I’m currently in the last stages of packing for the next voyage in this year’s series of adventures. In this case, it’s a short, five night cruise from Scotland to Norway and back aboard Fred. Olsen Cruise Line’s fabled Black Watch.
This year, the company introduced a range of these short, five night cruises for the first time, sailing from northern ports such as Newcastle’s Port of Tyne and Rosyth, the cruise port for Edinburgh. It is from this latter port that I’ll be embarking on the former Royal Viking Line veteran to three of the loveliest fjords on the cusp of western Norway.
Bracketed by a brace of sea days sailing to and from Norway, the Black Watch will make calls at Flam, Olden and Geiranger, showcasing some of Norway’s platinum chip scenery against the backdrop of the last days of summer. An itinerary that combines the timeless pleasure of life aboard one of the true aristocrats of the cruise industry with one of the most amazing scenic smorgasbords on the planet, at a time sensitive pace, and a at a price that won’t break the bank, either.
En route, I’ll be checking out Fred. Olsen’s legendary cuisine, including the new outdoor dining concept at The Grill, an extra tariff establishment that has been getting rave revues. I’ll also be sampling the extra price, premium afternoon tea, a white gloved extravaganza served up in the lofty heights of the Observation Lounge each afternoon.
Both represent something different and more upmarket for what has always been this most traditional of ships. With her profile resembling a miniature version of the QE2, Black Watch embodies all that is best and timeless about old style cruising, without simply becoming some kind of Victorian theme park afloat.
For example, there is no shortage of spacious suites and cabins with private balconies, many installed in a very comprehensive refit a couple of years ago. And, while the jury is still out on the ‘new’ dove grey paint scheme, Black Watch has all the contemporary creature comforts that a 21st century cruise passenger could want.
It will be interesting to see if the ship has managed to maintain the air of special, personalised intimacy and superb service that I remember her for. Though I visited her recently, I have not actually sailed on Black Watch since 2004.
Hence, I’m looking forward to boarding this very special, highly styled ship. Departure alone should be stunning and dramatic, swinging out and under the fabled Forth Bridge. It will hopefully prove to be a grand appetiser to a wonderful adventure, come rain or shine.

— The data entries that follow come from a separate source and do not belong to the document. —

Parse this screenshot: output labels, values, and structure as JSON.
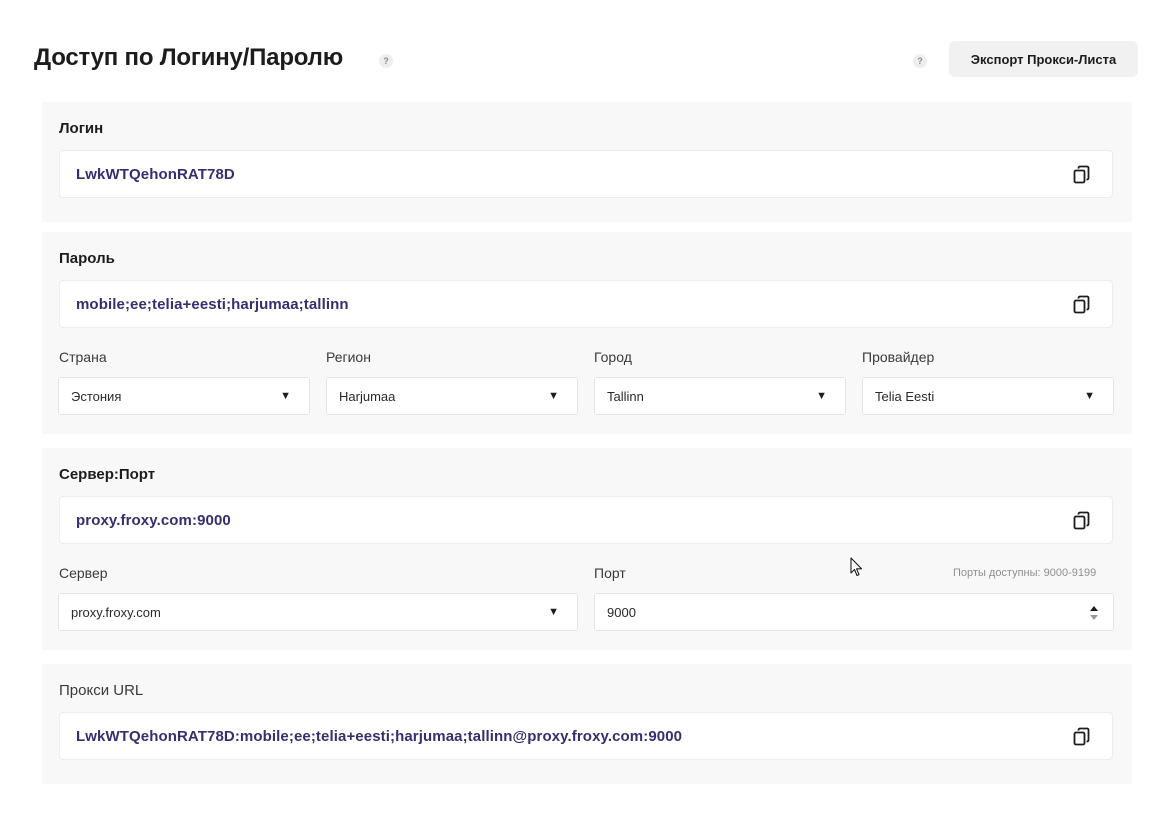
{
  "header": {
    "title": "Доступ по Логину/Паролю",
    "help_glyph": "?",
    "export_label": "Экспорт Прокси-Листа"
  },
  "login": {
    "label": "Логин",
    "value": "LwkWTQehonRAT78D"
  },
  "password": {
    "label": "Пароль",
    "value": "mobile;ee;telia+eesti;harjumaa;tallinn",
    "filters": [
      {
        "label": "Страна",
        "value": "Эстония"
      },
      {
        "label": "Регион",
        "value": "Harjumaa"
      },
      {
        "label": "Город",
        "value": "Tallinn"
      },
      {
        "label": "Провайдер",
        "value": "Telia Eesti"
      }
    ]
  },
  "server_port": {
    "label": "Сервер:Порт",
    "value": "proxy.froxy.com:9000",
    "server_label": "Сервер",
    "server_value": "proxy.froxy.com",
    "port_label": "Порт",
    "port_value": "9000",
    "ports_note": "Порты доступны: 9000-9199"
  },
  "proxy_url": {
    "label": "Прокси URL",
    "value": "LwkWTQehonRAT78D:mobile;ee;telia+eesti;harjumaa;tallinn@proxy.froxy.com:9000"
  },
  "icons": {
    "copy": "copy-icon",
    "caret": "▼",
    "help": "help-icon"
  },
  "colors": {
    "value_text": "#3a2d6f",
    "panel_bg": "#f8f8f8",
    "button_bg": "#f1f1f1"
  }
}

Look out for the blogs and photos to come, as Black Watch and I renew our old acquaintance.